Few things mark the end of summer like the cadence of bright-eyed children marching back to school in their shiny shoes, towing stacks of paper, textbooks and sharpened pencils in their new backpacks. With students now in their first full month of school studying away for their first test, the reality is that our nation is failing to graduate them with the skills they need to compete in the 21st century.
Today, one in three drop out of school before getting a high school diploma. This is an alarming trend with dire consequences for our society and the economy. According to the Alliance for Excellent Education, the 1.3 million teens -- the population of the city of San Diego -- who did not graduate high school with their peers in 2009 alone will cost the nation $335 billion in lost wages and productivity over the course of their lifetime.

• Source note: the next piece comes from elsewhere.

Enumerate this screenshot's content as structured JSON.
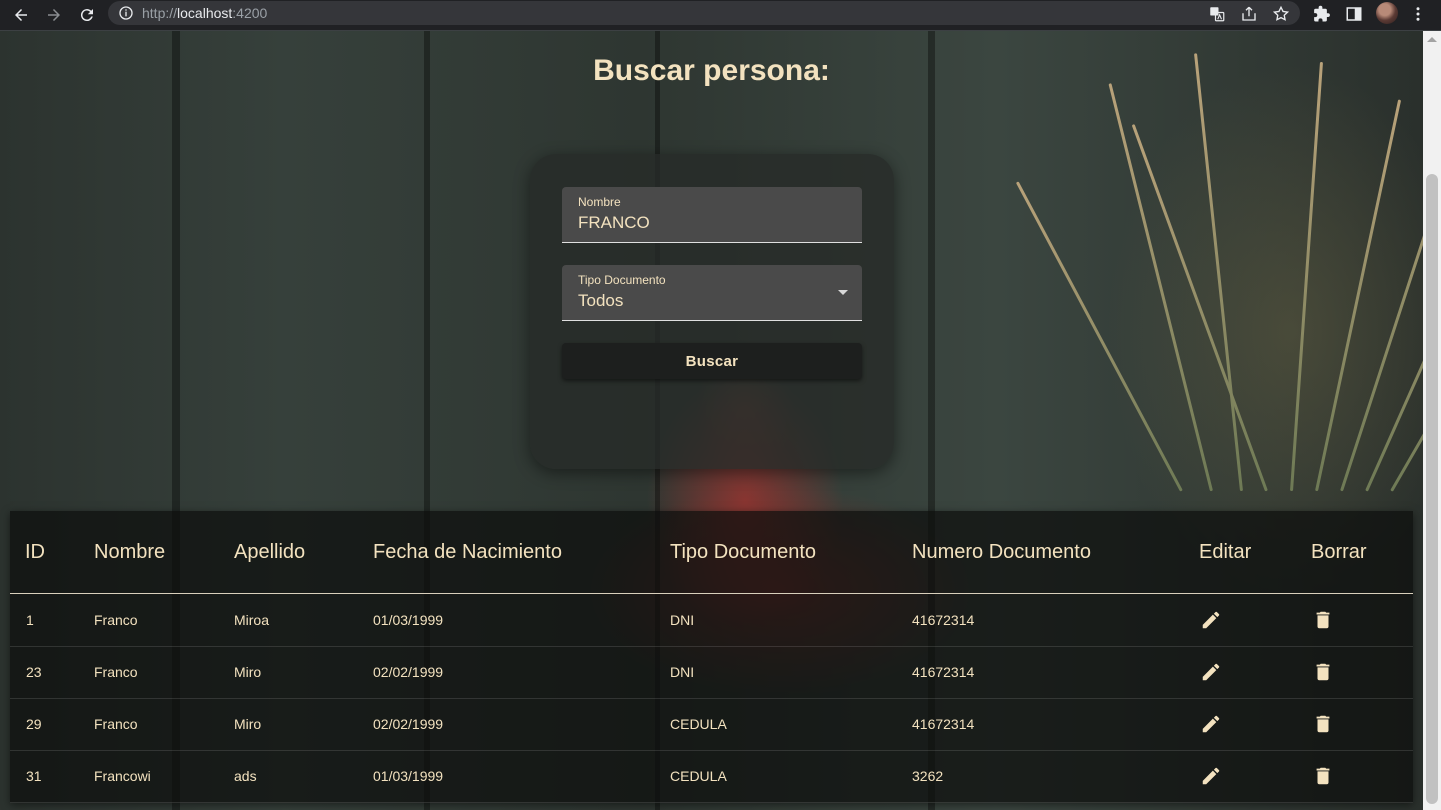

Only a generation ago, one could obtain a decent paying job without a postsecondary education. That time has passed. Economic shifts and the demand for highly-skilled workers have made it increasingly difficult for those without a high school education to advance in our society. Workers are no longer competing against their former classmates or their neighbors in nearby states. Instead, in our small world, students in New Orleans and Des Moines compete against those in the Nagasaki and Dubai.
Tori Walston, from Lake Charles, La., was on her way to becoming just another statistic. She skipped school, got mixed up in the wrong crowd and dropped out of seventh grade. Her mom didn't seem to care she wasn't going to school, so why should she? Tori grew up in a challenging environment that would lead many people down the wrong track. Fortunately, she discovered the National Youth ChalleNGe program. It was there that she learned how to make positive changes in her attitude and self-confidence, and developed a life plan to succeed.
Created in 1993, Youth ChalleNGe is a 17-month program that aims to help at-risk adolescents achieve their education and become productive and responsible members of society. The first five months are spent in a residential phase and the next 12 months the cadets are partnered with mentors. Children, particularly those who don't have support at home, need adults in their lives who will provide structure and guidance, and they deserve a second chance at an education. The residential phase of the ChalleNGe Program provides these teens, from ages 16-18, with this nurturing and encouraging environment -- and it works. ChalleNGe is not a recruiting tool for the military. Only about 14 percent of grads end up going into the military.
Through my work in the Senate, as well as with the National Guard Youth Foundation, which supports the National Guard Youth ChalleNGe Program, we're working to give those who drop out of school a second chance to succeed. There are now 34 sites in 27 states and Puerto Rico. At an average cost of $17,000 for a 17-month program, ChalleNGe is cost-effective alternative with a track record of results. The federal government and states partner to finance the program, with the feds covering 75 percent of the cost and states financing the remaining 25 percent. In my home state of Louisiana, we have three programs that have made a difference in the lives of more than 10,000 children, including Tori.
Results of a multi-year evaluation of ChalleNGe by MDRC, a social policy and education research organization, found former dropouts who participate in the ChalleNGe program are more likely to earn their high school diploma, GED, obtain college credits, and are more likely to be employed and earn more in wages.
In 2009, 91 percent of ChalleNGe graduates either earned their high school diploma, GED or returned to high school. This evidence-based program changes the trajectory of lives of former dropouts in a positive way; I've seen first-hand the transition these kids go through.
Tori represents the more than 100,000 students who have graduated from Youth ChalleNGe. She's now working full-time and plans to go to college next year to study to become a counselor. Tori's words at her graduation last January, in front of her 200 fellow cadets, best summed the impact of ChalleNGe on our young people. "Where would we be without Youth ChalleNGe?" she asked. "Most, if not all, of us would have no education, no future."
At a time when we are looking to save money everywhere in the federal budget, we must fight to protect -- even expand -- proven programs such as the National Guard Youth ChalleNGe program. They offer an invaluable tool -- and chance -- to our children who need a little more guidance and structure to help them grow into adults who can be competitive in today's workforce.
As we are in back-to-school mode, it's important that we keep these kids in school, and equally important that we offer a helping hand to those who have already left the school system before they become another statistic.
Let's give more children another opportunity to be contributing members of society.
Sen. Mary L. Landrieu (D-La.) is the senior senator for Louisiana and honorary co-chair of the National Youth ChalleNGe Foundation.